Tom Seymour, who describes himself as “primarily a forager,” shared his knowledge of hunting and identifying wild mushrooms at a talk at Witherle Memorial Library on September 24.
“I use wild, edible plants in my life on an everyday basis,” he said.
Seymour is also a naturalist, film writer and author, who penned Wild Plants of Maine: A Useful Guide, published in 2010.
He said there are hundreds of such books, but when identifying wild mushrooms to place on the dinner table, the quality of photographs or illustrations is critical, as is a spore print table.
“Identification is of the utmost importance,” he said. “You have to positively identify every mushroom.”
The first step is to match a wild mushroom with a picture. Then, make a spore print by placing the mushroom—cap-side up, spore-side down—on a piece of paper and place a glass or jar over it. The spores fall to the paper and can be identified by their color and size. Choose your paper to contrast with the color of the mushroom’s gills.
For safety, never rub your eyes after touching mushrooms, and don’t mix unknown mushrooms in a basket with other, known specimens, Seymour said.
“You just get one chance with a deadly, toxic mushroom. You can’t be too careful.”
That said, foraging for wild mushrooms can be as easy as spotting a puffball in your neighbor’s yard.
Puffballs, one of the more common wild mushroom varieties, are “different from other mushrooms in that they’re entirely enclosed,” Seymour said. “They have a musty, woodsy, vegetative smell.”
To test a puffball variety, slice it in half “longitudinally.” If it’s pure white inside like cheddar cheese, it’s fine,” he said.
Some puffballs, like the calvatia gigantea, “get as big as a bread box,” he said. “Slice them like steak,” and sauté them.
Mushrooms can be frozen for later use, Seymour said, by slicing and sautéing lightly, not until cooked, and then cooling. “Throw them in a container or plastic bag, freeze, and you’re all set.”
Chantarelles are a popular and well-known wild mushroom.
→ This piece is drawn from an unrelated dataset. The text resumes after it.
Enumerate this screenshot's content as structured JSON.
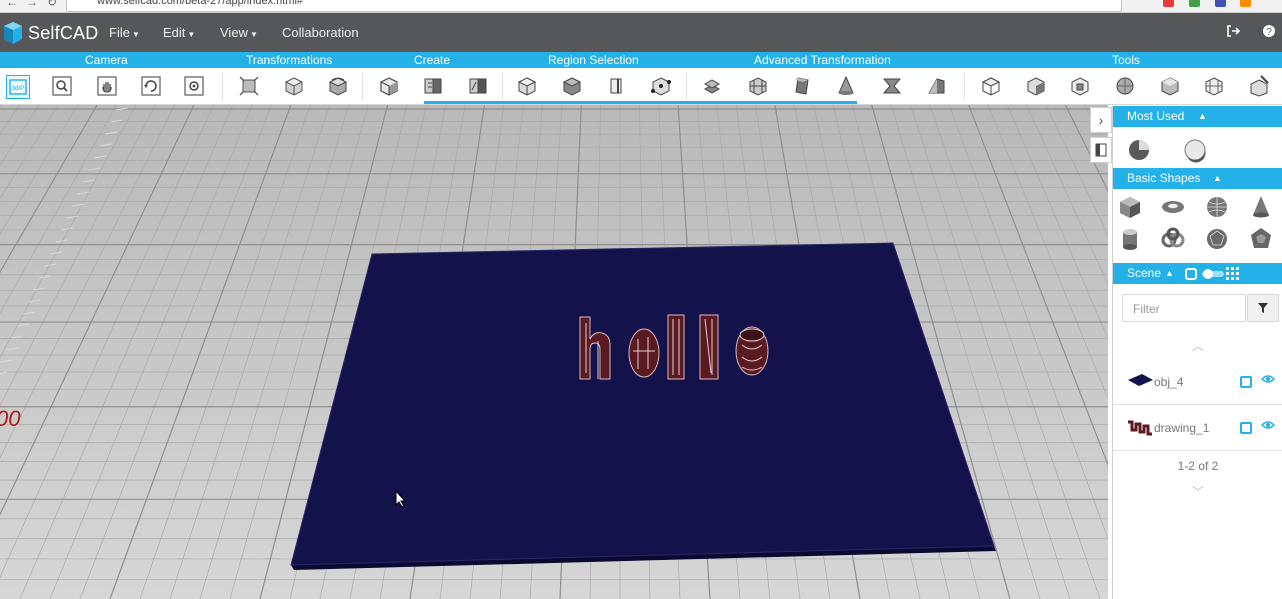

While chanterelles don’t grow in clusters, they may be spread thickly over an area, “another identifying factor,” Seymour said.
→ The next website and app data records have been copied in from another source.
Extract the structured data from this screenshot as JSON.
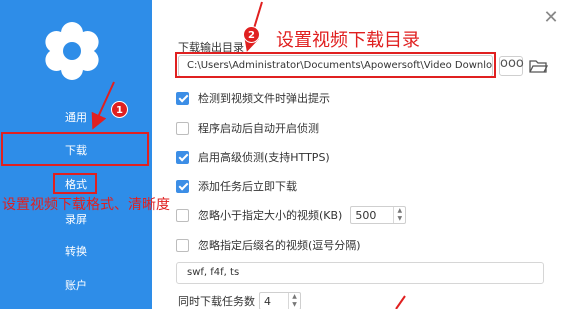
{
  "sidebar": {
    "items": [
      {
        "label": "通用"
      },
      {
        "label": "下载"
      },
      {
        "label": "格式"
      },
      {
        "label": "录屏"
      },
      {
        "label": "转换"
      },
      {
        "label": "账户"
      }
    ]
  },
  "main": {
    "dir_label": "下载输出目录",
    "path_value": "C:\\Users\\Administrator\\Documents\\Apowersoft\\Video Download C",
    "more_label": "ooo",
    "options": [
      {
        "label": "检测到视频文件时弹出提示",
        "checked": true
      },
      {
        "label": "程序启动后自动开启侦测",
        "checked": false
      },
      {
        "label": "启用高级侦测(支持HTTPS)",
        "checked": true
      },
      {
        "label": "添加任务后立即下载",
        "checked": true
      },
      {
        "label": "忽略小于指定大小的视频(KB)",
        "checked": false,
        "value": "500"
      },
      {
        "label": "忽略指定后缀名的视频(逗号分隔)",
        "checked": false
      }
    ],
    "ext_value": "swf, f4f, ts",
    "concurrent_label": "同时下载任务数",
    "concurrent_value": "4"
  },
  "annotations": {
    "badge1": "1",
    "badge2": "2",
    "path_note": "设置视频下载目录",
    "format_note": "设置视频下载格式、清晰度"
  },
  "colors": {
    "sidebar": "#2e8de8",
    "accent": "#3c8ee6",
    "annotation": "#e02020"
  }
}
Some mushrooms have good years and bad years, Seymour said. This has been a good year for “one of the more prized mushrooms,” the black trumpet, commonly known as the “death trumpet.”
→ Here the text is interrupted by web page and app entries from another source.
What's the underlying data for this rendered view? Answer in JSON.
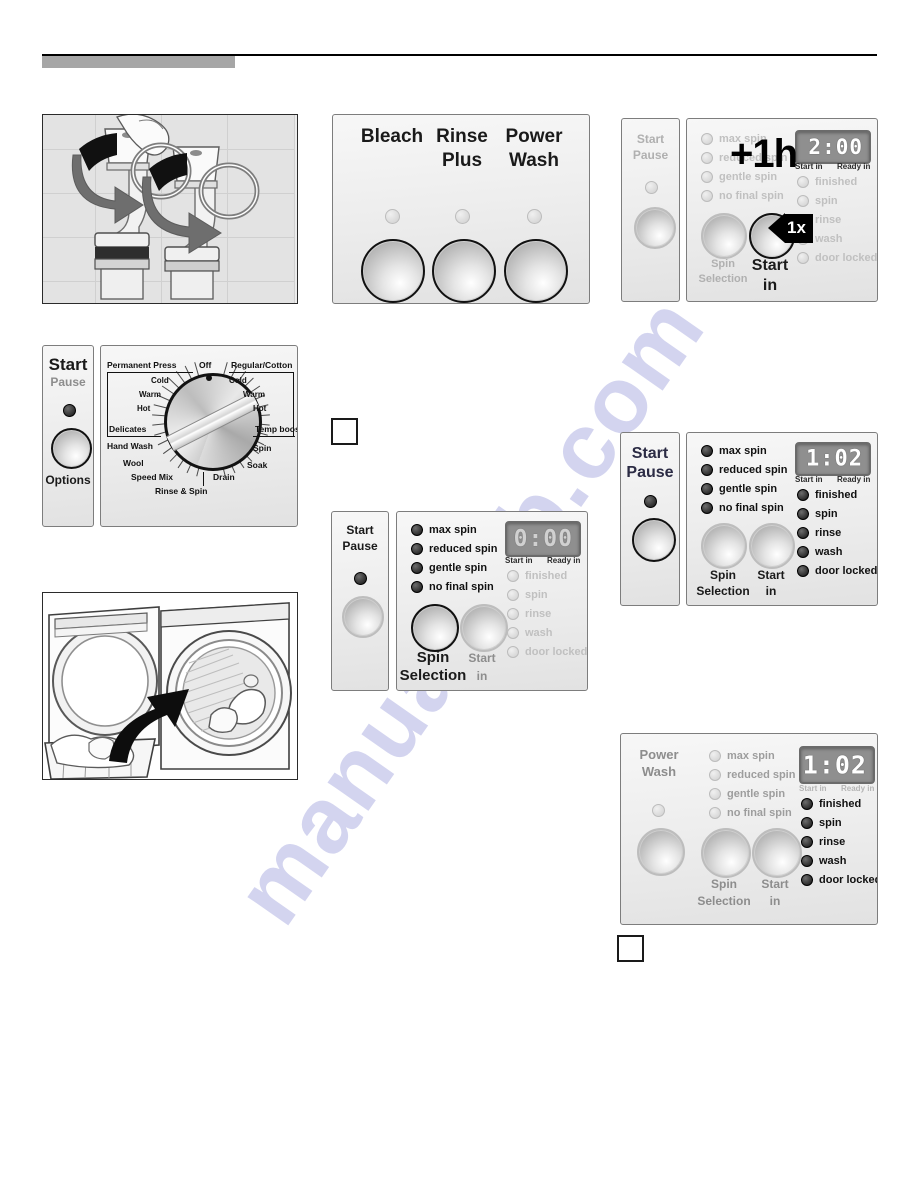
{
  "page": {
    "watermark": "manualslib.com"
  },
  "faucet_figure": {
    "name": "water-tap-open-illustration",
    "tiles_alt": "tiled wall",
    "arrows": 2
  },
  "washer_figure": {
    "name": "load-laundry-illustration",
    "arrows": 1
  },
  "options_panel": {
    "buttons": [
      {
        "label": "Bleach",
        "led": "off"
      },
      {
        "label": "Rinse\nPlus",
        "label_line1": "Rinse",
        "label_line2": "Plus",
        "led": "off"
      },
      {
        "label": "Power\nWash",
        "label_line1": "Power",
        "label_line2": "Wash",
        "led": "off"
      }
    ]
  },
  "dial_panel": {
    "start_label_line1": "Start",
    "start_label_line2": "Pause",
    "options_label": "Options",
    "center_label": "Off",
    "left_program": "Permanent Press",
    "right_program": "Regular/Cotton",
    "left_temps": [
      "Cold",
      "Warm",
      "Hot"
    ],
    "right_temps": [
      "Cold",
      "Warm",
      "Hot"
    ],
    "left_programs": [
      "Delicates",
      "Hand Wash",
      "Wool",
      "Speed Mix"
    ],
    "bottom_programs": [
      "Rinse & Spin",
      "Drain"
    ],
    "right_programs": [
      "Temp boost",
      "Spin",
      "Soak"
    ]
  },
  "panel_plus1h": {
    "start_pause_line1": "Start",
    "start_pause_line2": "Pause",
    "overlay_text": "+1h",
    "callout_text": "1x",
    "spin_selection_line1": "Spin",
    "spin_selection_line2": "Selection",
    "start_in_line1": "Start",
    "start_in_line2": "in",
    "spin_options": [
      {
        "label": "max spin",
        "state": "dim"
      },
      {
        "label": "reduced spin",
        "state": "dim"
      },
      {
        "label": "gentle spin",
        "state": "dim"
      },
      {
        "label": "no final spin",
        "state": "dim"
      }
    ],
    "display": {
      "value": "2:00",
      "start_in": "Start in",
      "ready_in": "Ready in"
    },
    "status_options": [
      {
        "label": "finished",
        "state": "dim"
      },
      {
        "label": "spin",
        "state": "dim"
      },
      {
        "label": "rinse",
        "state": "dim"
      },
      {
        "label": "wash",
        "state": "dim"
      },
      {
        "label": "door locked",
        "state": "dim"
      }
    ]
  },
  "panel_zero": {
    "start_pause_line1": "Start",
    "start_pause_line2": "Pause",
    "spin_selection_line1": "Spin",
    "spin_selection_line2": "Selection",
    "start_in_line1": "Start",
    "start_in_line2": "in",
    "spin_options": [
      {
        "label": "max spin",
        "state": "on"
      },
      {
        "label": "reduced spin",
        "state": "on"
      },
      {
        "label": "gentle spin",
        "state": "on"
      },
      {
        "label": "no final spin",
        "state": "on"
      }
    ],
    "display": {
      "value": "0:00",
      "start_in": "Start in",
      "ready_in": "Ready in"
    },
    "status_options": [
      {
        "label": "finished",
        "state": "off"
      },
      {
        "label": "spin",
        "state": "off"
      },
      {
        "label": "rinse",
        "state": "off"
      },
      {
        "label": "wash",
        "state": "off"
      },
      {
        "label": "door locked",
        "state": "off"
      }
    ]
  },
  "panel_102": {
    "start_pause_line1": "Start",
    "start_pause_line2": "Pause",
    "spin_selection_line1": "Spin",
    "spin_selection_line2": "Selection",
    "start_in_line1": "Start",
    "start_in_line2": "in",
    "spin_options": [
      {
        "label": "max spin",
        "state": "on"
      },
      {
        "label": "reduced spin",
        "state": "on"
      },
      {
        "label": "gentle spin",
        "state": "on"
      },
      {
        "label": "no final spin",
        "state": "on"
      }
    ],
    "display": {
      "value": "1:02",
      "start_in": "Start in",
      "ready_in": "Ready in"
    },
    "status_options": [
      {
        "label": "finished",
        "state": "on"
      },
      {
        "label": "spin",
        "state": "on"
      },
      {
        "label": "rinse",
        "state": "on"
      },
      {
        "label": "wash",
        "state": "on"
      },
      {
        "label": "door locked",
        "state": "on"
      }
    ]
  },
  "panel_powerwash": {
    "power_wash_line1": "Power",
    "power_wash_line2": "Wash",
    "spin_selection_line1": "Spin",
    "spin_selection_line2": "Selection",
    "start_in_line1": "Start",
    "start_in_line2": "in",
    "spin_options": [
      {
        "label": "max spin",
        "state": "off"
      },
      {
        "label": "reduced spin",
        "state": "off"
      },
      {
        "label": "gentle spin",
        "state": "off"
      },
      {
        "label": "no final spin",
        "state": "off"
      }
    ],
    "display": {
      "value": "1:02",
      "start_in": "Start in",
      "ready_in": "Ready in"
    },
    "status_options": [
      {
        "label": "finished",
        "state": "on"
      },
      {
        "label": "spin",
        "state": "on"
      },
      {
        "label": "rinse",
        "state": "on"
      },
      {
        "label": "wash",
        "state": "on"
      },
      {
        "label": "door locked",
        "state": "on"
      }
    ]
  },
  "step_boxes": [
    {
      "name": "step-box-left",
      "value": ""
    },
    {
      "name": "step-box-bottom",
      "value": ""
    }
  ]
}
“Isn’t that horrible to call one of the best mushrooms around?” he asked.
When sautéed, the black trumpet creates a “succulent, delicious black gravy.” Seymour serves his with jasmine rice.
Restaurants have been creating recipes for the black trumpet, he said. “Everyone’s gotten on the bandwagon.”
Black trumpets are found in the woods, “but they like the edges, where the sunshine dances.”
Seymour also displayed—in a slide show and with live specimens—hen-of-the-woods and chicken-of-the-woods, similar sounding wild mushrooms but quite different.
Hen-of-the-woods, or Grifola frondosa, grows on hardwood stumps. “Lots of time, you’ll be walking by an old stone fence and you’ll find one,” he said, because someone cut a tree near the fence. They grow in a cluster that can weigh 10 to 12 pounds.
A tidbit of history: Italians are so secretive as to where you find hen-in-the-woods mushrooms, that there are tales, Seymour said, of people who’ve been murdered over them.
Chicken-of-the-woods grow on “compromised” trees, stacked like shelves, and are bright orange with yellow around the edges.
“There’s nothing else that looks like it,” he said. Despite its name, the chicken-of-the-woods tastes, to him, like lobster.
There are hundreds of mushroom varieties, Seymour said, and he mainly sticks to the ones he knows.
“I don’t know every mushroom in the world,” he said, “and I don’t know anyone who does.”